▶ _Activity_
Beneath this task is a listing; retype all of it exactly.

▶ _Provided records_

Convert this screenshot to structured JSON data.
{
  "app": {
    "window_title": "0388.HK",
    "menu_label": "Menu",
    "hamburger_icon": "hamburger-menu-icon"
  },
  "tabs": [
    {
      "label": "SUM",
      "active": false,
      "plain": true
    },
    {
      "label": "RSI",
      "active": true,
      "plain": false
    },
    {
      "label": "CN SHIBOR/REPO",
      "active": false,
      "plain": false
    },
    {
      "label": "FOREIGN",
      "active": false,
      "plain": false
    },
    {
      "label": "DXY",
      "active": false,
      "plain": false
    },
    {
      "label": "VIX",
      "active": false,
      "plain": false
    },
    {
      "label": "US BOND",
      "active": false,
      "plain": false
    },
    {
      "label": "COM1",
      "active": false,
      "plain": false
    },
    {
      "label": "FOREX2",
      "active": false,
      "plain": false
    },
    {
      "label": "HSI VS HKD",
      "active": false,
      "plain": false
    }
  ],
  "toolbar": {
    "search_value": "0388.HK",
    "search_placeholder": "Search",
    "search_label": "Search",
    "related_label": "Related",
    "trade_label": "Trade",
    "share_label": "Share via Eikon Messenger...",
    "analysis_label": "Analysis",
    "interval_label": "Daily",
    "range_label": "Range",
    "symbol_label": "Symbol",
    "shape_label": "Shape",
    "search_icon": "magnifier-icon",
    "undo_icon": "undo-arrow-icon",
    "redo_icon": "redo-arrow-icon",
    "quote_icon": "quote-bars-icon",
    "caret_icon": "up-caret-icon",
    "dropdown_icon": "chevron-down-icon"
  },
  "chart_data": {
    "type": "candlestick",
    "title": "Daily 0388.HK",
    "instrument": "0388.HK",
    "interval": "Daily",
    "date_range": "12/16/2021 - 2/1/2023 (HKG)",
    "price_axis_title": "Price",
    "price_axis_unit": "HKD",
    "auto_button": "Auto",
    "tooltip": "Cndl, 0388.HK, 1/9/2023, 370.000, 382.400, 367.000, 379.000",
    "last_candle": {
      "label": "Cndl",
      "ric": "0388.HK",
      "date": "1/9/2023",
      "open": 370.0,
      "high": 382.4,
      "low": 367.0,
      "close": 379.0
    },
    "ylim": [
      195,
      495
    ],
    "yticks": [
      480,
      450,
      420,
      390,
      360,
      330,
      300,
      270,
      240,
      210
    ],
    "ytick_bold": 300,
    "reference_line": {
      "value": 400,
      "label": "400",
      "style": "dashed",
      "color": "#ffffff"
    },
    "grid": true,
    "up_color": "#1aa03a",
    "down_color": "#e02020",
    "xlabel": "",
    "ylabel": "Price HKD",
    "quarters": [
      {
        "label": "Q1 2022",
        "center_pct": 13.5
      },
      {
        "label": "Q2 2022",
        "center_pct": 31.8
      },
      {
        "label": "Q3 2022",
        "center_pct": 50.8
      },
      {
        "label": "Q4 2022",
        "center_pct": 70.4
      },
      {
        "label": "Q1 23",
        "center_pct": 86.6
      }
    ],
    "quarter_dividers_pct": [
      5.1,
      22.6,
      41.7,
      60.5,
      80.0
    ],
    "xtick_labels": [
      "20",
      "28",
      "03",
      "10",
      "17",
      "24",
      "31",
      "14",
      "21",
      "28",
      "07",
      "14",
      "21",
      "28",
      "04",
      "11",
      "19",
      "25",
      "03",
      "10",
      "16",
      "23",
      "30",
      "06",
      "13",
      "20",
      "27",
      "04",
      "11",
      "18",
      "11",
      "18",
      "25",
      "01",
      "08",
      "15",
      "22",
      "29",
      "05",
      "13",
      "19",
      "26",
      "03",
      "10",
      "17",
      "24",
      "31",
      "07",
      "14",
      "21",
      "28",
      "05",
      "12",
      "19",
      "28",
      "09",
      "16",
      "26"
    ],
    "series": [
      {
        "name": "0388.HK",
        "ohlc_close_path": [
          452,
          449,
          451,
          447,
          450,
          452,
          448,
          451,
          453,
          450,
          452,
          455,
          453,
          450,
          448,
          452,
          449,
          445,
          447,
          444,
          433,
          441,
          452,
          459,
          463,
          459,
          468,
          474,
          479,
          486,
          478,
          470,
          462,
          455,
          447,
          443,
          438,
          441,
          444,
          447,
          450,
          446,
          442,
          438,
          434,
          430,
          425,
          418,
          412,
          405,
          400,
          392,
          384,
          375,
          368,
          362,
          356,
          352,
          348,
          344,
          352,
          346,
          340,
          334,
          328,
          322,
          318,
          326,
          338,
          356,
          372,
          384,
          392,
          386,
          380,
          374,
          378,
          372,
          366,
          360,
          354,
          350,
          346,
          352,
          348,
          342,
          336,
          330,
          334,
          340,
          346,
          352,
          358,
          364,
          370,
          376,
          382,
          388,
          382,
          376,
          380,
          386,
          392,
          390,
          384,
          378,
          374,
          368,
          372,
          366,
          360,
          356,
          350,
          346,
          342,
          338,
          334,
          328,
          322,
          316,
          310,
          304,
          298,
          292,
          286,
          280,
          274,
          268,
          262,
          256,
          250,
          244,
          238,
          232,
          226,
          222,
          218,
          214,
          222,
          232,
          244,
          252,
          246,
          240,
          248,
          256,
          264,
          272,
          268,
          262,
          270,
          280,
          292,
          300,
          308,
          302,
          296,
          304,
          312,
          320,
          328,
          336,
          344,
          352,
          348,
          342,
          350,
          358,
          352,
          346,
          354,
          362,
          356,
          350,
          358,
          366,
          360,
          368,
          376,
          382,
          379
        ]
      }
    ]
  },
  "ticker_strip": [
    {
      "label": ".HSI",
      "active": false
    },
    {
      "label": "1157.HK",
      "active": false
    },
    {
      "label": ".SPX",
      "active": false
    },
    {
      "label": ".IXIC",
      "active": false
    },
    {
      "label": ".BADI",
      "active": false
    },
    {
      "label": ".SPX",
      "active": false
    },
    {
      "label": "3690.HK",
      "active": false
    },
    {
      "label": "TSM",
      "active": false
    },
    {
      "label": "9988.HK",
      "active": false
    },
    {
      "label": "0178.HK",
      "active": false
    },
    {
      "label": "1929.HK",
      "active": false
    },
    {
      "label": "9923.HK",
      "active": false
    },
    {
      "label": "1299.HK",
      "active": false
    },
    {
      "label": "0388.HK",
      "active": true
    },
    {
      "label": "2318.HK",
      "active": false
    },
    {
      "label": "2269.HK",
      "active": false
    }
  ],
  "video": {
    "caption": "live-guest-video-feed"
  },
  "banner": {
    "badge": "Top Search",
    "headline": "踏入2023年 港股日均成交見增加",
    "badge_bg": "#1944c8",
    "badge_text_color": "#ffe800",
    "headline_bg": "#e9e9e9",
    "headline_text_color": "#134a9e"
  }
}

▶ _Response to the exercise_
Convert this screenshot to structured JSON data.
{
  "app": {
    "window_title": "0388.HK",
    "menu_label": "Menu",
    "hamburger_icon": "hamburger-menu-icon"
  },
  "tabs": [
    {
      "label": "SUM",
      "active": false,
      "plain": true
    },
    {
      "label": "RSI",
      "active": true,
      "plain": false
    },
    {
      "label": "CN SHIBOR/REPO",
      "active": false,
      "plain": false
    },
    {
      "label": "FOREIGN",
      "active": false,
      "plain": false
    },
    {
      "label": "DXY",
      "active": false,
      "plain": false
    },
    {
      "label": "VIX",
      "active": false,
      "plain": false
    },
    {
      "label": "US BOND",
      "active": false,
      "plain": false
    },
    {
      "label": "COM1",
      "active": false,
      "plain": false
    },
    {
      "label": "FOREX2",
      "active": false,
      "plain": false
    },
    {
      "label": "HSI VS HKD",
      "active": false,
      "plain": false
    }
  ],
  "toolbar": {
    "search_value": "0388.HK",
    "search_placeholder": "Search",
    "search_label": "Search",
    "related_label": "Related",
    "trade_label": "Trade",
    "share_label": "Share via Eikon Messenger...",
    "analysis_label": "Analysis",
    "interval_label": "Daily",
    "range_label": "Range",
    "symbol_label": "Symbol",
    "shape_label": "Shape",
    "search_icon": "magnifier-icon",
    "undo_icon": "undo-arrow-icon",
    "redo_icon": "redo-arrow-icon",
    "quote_icon": "quote-bars-icon",
    "caret_icon": "up-caret-icon",
    "dropdown_icon": "chevron-down-icon"
  },
  "chart_data": {
    "type": "candlestick",
    "title": "Daily 0388.HK",
    "instrument": "0388.HK",
    "interval": "Daily",
    "date_range": "12/16/2021 - 2/1/2023 (HKG)",
    "price_axis_title": "Price",
    "price_axis_unit": "HKD",
    "auto_button": "Auto",
    "tooltip": "Cndl, 0388.HK, 1/9/2023, 370.000, 382.400, 367.000, 379.000",
    "last_candle": {
      "label": "Cndl",
      "ric": "0388.HK",
      "date": "1/9/2023",
      "open": 370.0,
      "high": 382.4,
      "low": 367.0,
      "close": 379.0
    },
    "ylim": [
      195,
      495
    ],
    "yticks": [
      480,
      450,
      420,
      390,
      360,
      330,
      300,
      270,
      240,
      210
    ],
    "ytick_bold": 300,
    "reference_line": {
      "value": 400,
      "label": "400",
      "style": "dashed",
      "color": "#ffffff"
    },
    "grid": true,
    "up_color": "#1aa03a",
    "down_color": "#e02020",
    "xlabel": "",
    "ylabel": "Price HKD",
    "quarters": [
      {
        "label": "Q1 2022",
        "center_pct": 13.5
      },
      {
        "label": "Q2 2022",
        "center_pct": 31.8
      },
      {
        "label": "Q3 2022",
        "center_pct": 50.8
      },
      {
        "label": "Q4 2022",
        "center_pct": 70.4
      },
      {
        "label": "Q1 23",
        "center_pct": 86.6
      }
    ],
    "quarter_dividers_pct": [
      5.1,
      22.6,
      41.7,
      60.5,
      80.0
    ],
    "xtick_labels": [
      "20",
      "28",
      "03",
      "10",
      "17",
      "24",
      "31",
      "14",
      "21",
      "28",
      "07",
      "14",
      "21",
      "28",
      "04",
      "11",
      "19",
      "25",
      "03",
      "10",
      "16",
      "23",
      "30",
      "06",
      "13",
      "20",
      "27",
      "04",
      "11",
      "18",
      "11",
      "18",
      "25",
      "01",
      "08",
      "15",
      "22",
      "29",
      "05",
      "13",
      "19",
      "26",
      "03",
      "10",
      "17",
      "24",
      "31",
      "07",
      "14",
      "21",
      "28",
      "05",
      "12",
      "19",
      "28",
      "09",
      "16",
      "26"
    ],
    "series": [
      {
        "name": "0388.HK",
        "ohlc_close_path": [
          452,
          449,
          451,
          447,
          450,
          452,
          448,
          451,
          453,
          450,
          452,
          455,
          453,
          450,
          448,
          452,
          449,
          445,
          447,
          444,
          433,
          441,
          452,
          459,
          463,
          459,
          468,
          474,
          479,
          486,
          478,
          470,
          462,
          455,
          447,
          443,
          438,
          441,
          444,
          447,
          450,
          446,
          442,
          438,
          434,
          430,
          425,
          418,
          412,
          405,
          400,
          392,
          384,
          375,
          368,
          362,
          356,
          352,
          348,
          344,
          352,
          346,
          340,
          334,
          328,
          322,
          318,
          326,
          338,
          356,
          372,
          384,
          392,
          386,
          380,
          374,
          378,
          372,
          366,
          360,
          354,
          350,
          346,
          352,
          348,
          342,
          336,
          330,
          334,
          340,
          346,
          352,
          358,
          364,
          370,
          376,
          382,
          388,
          382,
          376,
          380,
          386,
          392,
          390,
          384,
          378,
          374,
          368,
          372,
          366,
          360,
          356,
          350,
          346,
          342,
          338,
          334,
          328,
          322,
          316,
          310,
          304,
          298,
          292,
          286,
          280,
          274,
          268,
          262,
          256,
          250,
          244,
          238,
          232,
          226,
          222,
          218,
          214,
          222,
          232,
          244,
          252,
          246,
          240,
          248,
          256,
          264,
          272,
          268,
          262,
          270,
          280,
          292,
          300,
          308,
          302,
          296,
          304,
          312,
          320,
          328,
          336,
          344,
          352,
          348,
          342,
          350,
          358,
          352,
          346,
          354,
          362,
          356,
          350,
          358,
          366,
          360,
          368,
          376,
          382,
          379
        ]
      }
    ]
  },
  "ticker_strip": [
    {
      "label": ".HSI",
      "active": false
    },
    {
      "label": "1157.HK",
      "active": false
    },
    {
      "label": ".SPX",
      "active": false
    },
    {
      "label": ".IXIC",
      "active": false
    },
    {
      "label": ".BADI",
      "active": false
    },
    {
      "label": ".SPX",
      "active": false
    },
    {
      "label": "3690.HK",
      "active": false
    },
    {
      "label": "TSM",
      "active": false
    },
    {
      "label": "9988.HK",
      "active": false
    },
    {
      "label": "0178.HK",
      "active": false
    },
    {
      "label": "1929.HK",
      "active": false
    },
    {
      "label": "9923.HK",
      "active": false
    },
    {
      "label": "1299.HK",
      "active": false
    },
    {
      "label": "0388.HK",
      "active": true
    },
    {
      "label": "2318.HK",
      "active": false
    },
    {
      "label": "2269.HK",
      "active": false
    }
  ],
  "video": {
    "caption": "live-guest-video-feed"
  },
  "banner": {
    "badge": "Top Search",
    "headline": "踏入2023年 港股日均成交見增加",
    "badge_bg": "#1944c8",
    "badge_text_color": "#ffe800",
    "headline_bg": "#e9e9e9",
    "headline_text_color": "#134a9e"
  }
}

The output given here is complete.